> _Required action_: Set down each entry below exactly as it stands.

Interface dataset entries
..............................
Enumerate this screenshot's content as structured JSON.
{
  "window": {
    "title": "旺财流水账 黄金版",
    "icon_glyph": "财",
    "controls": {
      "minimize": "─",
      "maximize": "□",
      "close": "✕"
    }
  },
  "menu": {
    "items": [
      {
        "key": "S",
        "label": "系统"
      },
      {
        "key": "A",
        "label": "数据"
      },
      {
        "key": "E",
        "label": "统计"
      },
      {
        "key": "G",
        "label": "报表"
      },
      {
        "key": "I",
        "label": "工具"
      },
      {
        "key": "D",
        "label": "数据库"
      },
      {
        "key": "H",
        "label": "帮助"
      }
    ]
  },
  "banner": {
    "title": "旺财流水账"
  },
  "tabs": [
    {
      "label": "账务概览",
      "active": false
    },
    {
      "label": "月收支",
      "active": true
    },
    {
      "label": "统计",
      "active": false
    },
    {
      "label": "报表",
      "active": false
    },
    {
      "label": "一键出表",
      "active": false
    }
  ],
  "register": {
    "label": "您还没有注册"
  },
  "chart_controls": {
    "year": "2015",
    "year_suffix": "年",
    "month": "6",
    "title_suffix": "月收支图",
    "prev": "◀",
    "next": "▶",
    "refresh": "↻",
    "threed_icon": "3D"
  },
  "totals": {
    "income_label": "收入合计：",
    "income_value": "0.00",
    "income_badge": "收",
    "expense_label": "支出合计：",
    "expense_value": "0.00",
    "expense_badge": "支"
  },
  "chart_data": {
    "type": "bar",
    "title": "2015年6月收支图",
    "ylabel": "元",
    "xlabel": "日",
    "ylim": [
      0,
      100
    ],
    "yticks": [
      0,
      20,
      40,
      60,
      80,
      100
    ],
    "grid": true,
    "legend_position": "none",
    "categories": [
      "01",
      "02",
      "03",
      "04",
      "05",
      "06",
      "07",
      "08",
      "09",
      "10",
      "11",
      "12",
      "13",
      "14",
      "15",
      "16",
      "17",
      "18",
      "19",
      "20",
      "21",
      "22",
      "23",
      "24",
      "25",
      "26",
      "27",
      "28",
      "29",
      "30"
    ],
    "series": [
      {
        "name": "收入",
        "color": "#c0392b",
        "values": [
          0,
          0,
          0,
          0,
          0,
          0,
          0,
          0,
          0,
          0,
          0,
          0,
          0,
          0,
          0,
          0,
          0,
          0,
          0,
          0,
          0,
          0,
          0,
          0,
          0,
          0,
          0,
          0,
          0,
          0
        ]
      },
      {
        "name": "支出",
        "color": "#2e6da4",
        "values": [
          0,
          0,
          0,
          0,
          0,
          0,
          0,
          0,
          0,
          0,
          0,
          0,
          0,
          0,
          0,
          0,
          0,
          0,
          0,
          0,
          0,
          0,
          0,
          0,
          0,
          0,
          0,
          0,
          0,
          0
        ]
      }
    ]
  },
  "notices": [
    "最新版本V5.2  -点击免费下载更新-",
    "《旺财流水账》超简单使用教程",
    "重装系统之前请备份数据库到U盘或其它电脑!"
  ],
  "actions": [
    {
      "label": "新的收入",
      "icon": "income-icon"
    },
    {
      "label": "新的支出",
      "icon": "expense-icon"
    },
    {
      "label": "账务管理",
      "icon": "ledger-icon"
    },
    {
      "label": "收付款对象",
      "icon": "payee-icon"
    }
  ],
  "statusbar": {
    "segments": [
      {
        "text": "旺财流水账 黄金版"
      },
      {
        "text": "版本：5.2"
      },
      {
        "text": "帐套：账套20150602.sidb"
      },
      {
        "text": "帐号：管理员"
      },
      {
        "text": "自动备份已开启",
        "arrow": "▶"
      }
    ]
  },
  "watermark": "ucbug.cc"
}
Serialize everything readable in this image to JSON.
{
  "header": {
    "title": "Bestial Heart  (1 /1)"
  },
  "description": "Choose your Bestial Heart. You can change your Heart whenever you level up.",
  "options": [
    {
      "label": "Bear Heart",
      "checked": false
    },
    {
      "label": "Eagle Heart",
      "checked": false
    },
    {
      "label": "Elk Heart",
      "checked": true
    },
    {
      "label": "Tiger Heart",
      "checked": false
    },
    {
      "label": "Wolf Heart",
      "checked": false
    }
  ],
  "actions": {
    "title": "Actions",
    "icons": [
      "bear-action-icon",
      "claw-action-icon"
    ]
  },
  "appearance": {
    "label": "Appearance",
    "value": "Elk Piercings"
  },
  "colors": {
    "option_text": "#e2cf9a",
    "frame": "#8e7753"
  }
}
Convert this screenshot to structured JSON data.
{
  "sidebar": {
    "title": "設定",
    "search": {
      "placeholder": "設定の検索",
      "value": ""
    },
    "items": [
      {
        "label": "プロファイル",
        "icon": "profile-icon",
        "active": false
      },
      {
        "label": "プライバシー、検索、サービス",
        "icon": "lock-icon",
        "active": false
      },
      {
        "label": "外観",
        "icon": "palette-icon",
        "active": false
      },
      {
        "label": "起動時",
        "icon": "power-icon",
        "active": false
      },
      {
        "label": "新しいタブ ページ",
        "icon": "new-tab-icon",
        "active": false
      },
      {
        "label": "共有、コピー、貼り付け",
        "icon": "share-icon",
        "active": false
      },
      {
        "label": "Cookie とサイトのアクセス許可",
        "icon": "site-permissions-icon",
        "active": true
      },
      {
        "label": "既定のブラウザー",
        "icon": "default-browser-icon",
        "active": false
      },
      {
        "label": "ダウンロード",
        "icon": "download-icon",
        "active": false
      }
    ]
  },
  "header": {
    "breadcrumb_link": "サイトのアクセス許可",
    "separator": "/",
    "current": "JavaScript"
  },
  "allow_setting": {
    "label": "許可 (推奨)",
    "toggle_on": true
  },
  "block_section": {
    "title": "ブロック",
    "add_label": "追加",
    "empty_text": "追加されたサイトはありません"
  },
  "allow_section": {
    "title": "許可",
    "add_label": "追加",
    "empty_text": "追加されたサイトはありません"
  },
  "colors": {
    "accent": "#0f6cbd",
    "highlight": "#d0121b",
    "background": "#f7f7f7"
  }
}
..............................
> _The completed task_:
Enumerate this screenshot's content as structured JSON.
{
  "window": {
    "title": "旺财流水账 黄金版",
    "icon_glyph": "财",
    "controls": {
      "minimize": "─",
      "maximize": "□",
      "close": "✕"
    }
  },
  "menu": {
    "items": [
      {
        "key": "S",
        "label": "系统"
      },
      {
        "key": "A",
        "label": "数据"
      },
      {
        "key": "E",
        "label": "统计"
      },
      {
        "key": "G",
        "label": "报表"
      },
      {
        "key": "I",
        "label": "工具"
      },
      {
        "key": "D",
        "label": "数据库"
      },
      {
        "key": "H",
        "label": "帮助"
      }
    ]
  },
  "banner": {
    "title": "旺财流水账"
  },
  "tabs": [
    {
      "label": "账务概览",
      "active": false
    },
    {
      "label": "月收支",
      "active": true
    },
    {
      "label": "统计",
      "active": false
    },
    {
      "label": "报表",
      "active": false
    },
    {
      "label": "一键出表",
      "active": false
    }
  ],
  "register": {
    "label": "您还没有注册"
  },
  "chart_controls": {
    "year": "2015",
    "year_suffix": "年",
    "month": "6",
    "title_suffix": "月收支图",
    "prev": "◀",
    "next": "▶",
    "refresh": "↻",
    "threed_icon": "3D"
  },
  "totals": {
    "income_label": "收入合计：",
    "income_value": "0.00",
    "income_badge": "收",
    "expense_label": "支出合计：",
    "expense_value": "0.00",
    "expense_badge": "支"
  },
  "chart_data": {
    "type": "bar",
    "title": "2015年6月收支图",
    "ylabel": "元",
    "xlabel": "日",
    "ylim": [
      0,
      100
    ],
    "yticks": [
      0,
      20,
      40,
      60,
      80,
      100
    ],
    "grid": true,
    "legend_position": "none",
    "categories": [
      "01",
      "02",
      "03",
      "04",
      "05",
      "06",
      "07",
      "08",
      "09",
      "10",
      "11",
      "12",
      "13",
      "14",
      "15",
      "16",
      "17",
      "18",
      "19",
      "20",
      "21",
      "22",
      "23",
      "24",
      "25",
      "26",
      "27",
      "28",
      "29",
      "30"
    ],
    "series": [
      {
        "name": "收入",
        "color": "#c0392b",
        "values": [
          0,
          0,
          0,
          0,
          0,
          0,
          0,
          0,
          0,
          0,
          0,
          0,
          0,
          0,
          0,
          0,
          0,
          0,
          0,
          0,
          0,
          0,
          0,
          0,
          0,
          0,
          0,
          0,
          0,
          0
        ]
      },
      {
        "name": "支出",
        "color": "#2e6da4",
        "values": [
          0,
          0,
          0,
          0,
          0,
          0,
          0,
          0,
          0,
          0,
          0,
          0,
          0,
          0,
          0,
          0,
          0,
          0,
          0,
          0,
          0,
          0,
          0,
          0,
          0,
          0,
          0,
          0,
          0,
          0
        ]
      }
    ]
  },
  "notices": [
    "最新版本V5.2  -点击免费下载更新-",
    "《旺财流水账》超简单使用教程",
    "重装系统之前请备份数据库到U盘或其它电脑!"
  ],
  "actions": [
    {
      "label": "新的收入",
      "icon": "income-icon"
    },
    {
      "label": "新的支出",
      "icon": "expense-icon"
    },
    {
      "label": "账务管理",
      "icon": "ledger-icon"
    },
    {
      "label": "收付款对象",
      "icon": "payee-icon"
    }
  ],
  "statusbar": {
    "segments": [
      {
        "text": "旺财流水账 黄金版"
      },
      {
        "text": "版本：5.2"
      },
      {
        "text": "帐套：账套20150602.sidb"
      },
      {
        "text": "帐号：管理员"
      },
      {
        "text": "自动备份已开启",
        "arrow": "▶"
      }
    ]
  },
  "watermark": "ucbug.cc"
}
Serialize everything readable in this image to JSON.
{
  "header": {
    "title": "Bestial Heart  (1 /1)"
  },
  "description": "Choose your Bestial Heart. You can change your Heart whenever you level up.",
  "options": [
    {
      "label": "Bear Heart",
      "checked": false
    },
    {
      "label": "Eagle Heart",
      "checked": false
    },
    {
      "label": "Elk Heart",
      "checked": true
    },
    {
      "label": "Tiger Heart",
      "checked": false
    },
    {
      "label": "Wolf Heart",
      "checked": false
    }
  ],
  "actions": {
    "title": "Actions",
    "icons": [
      "bear-action-icon",
      "claw-action-icon"
    ]
  },
  "appearance": {
    "label": "Appearance",
    "value": "Elk Piercings"
  },
  "colors": {
    "option_text": "#e2cf9a",
    "frame": "#8e7753"
  }
}
Convert this screenshot to structured JSON data.
{
  "sidebar": {
    "title": "設定",
    "search": {
      "placeholder": "設定の検索",
      "value": ""
    },
    "items": [
      {
        "label": "プロファイル",
        "icon": "profile-icon",
        "active": false
      },
      {
        "label": "プライバシー、検索、サービス",
        "icon": "lock-icon",
        "active": false
      },
      {
        "label": "外観",
        "icon": "palette-icon",
        "active": false
      },
      {
        "label": "起動時",
        "icon": "power-icon",
        "active": false
      },
      {
        "label": "新しいタブ ページ",
        "icon": "new-tab-icon",
        "active": false
      },
      {
        "label": "共有、コピー、貼り付け",
        "icon": "share-icon",
        "active": false
      },
      {
        "label": "Cookie とサイトのアクセス許可",
        "icon": "site-permissions-icon",
        "active": true
      },
      {
        "label": "既定のブラウザー",
        "icon": "default-browser-icon",
        "active": false
      },
      {
        "label": "ダウンロード",
        "icon": "download-icon",
        "active": false
      }
    ]
  },
  "header": {
    "breadcrumb_link": "サイトのアクセス許可",
    "separator": "/",
    "current": "JavaScript"
  },
  "allow_setting": {
    "label": "許可 (推奨)",
    "toggle_on": true
  },
  "block_section": {
    "title": "ブロック",
    "add_label": "追加",
    "empty_text": "追加されたサイトはありません"
  },
  "allow_section": {
    "title": "許可",
    "add_label": "追加",
    "empty_text": "追加されたサイトはありません"
  },
  "colors": {
    "accent": "#0f6cbd",
    "highlight": "#d0121b",
    "background": "#f7f7f7"
  }
}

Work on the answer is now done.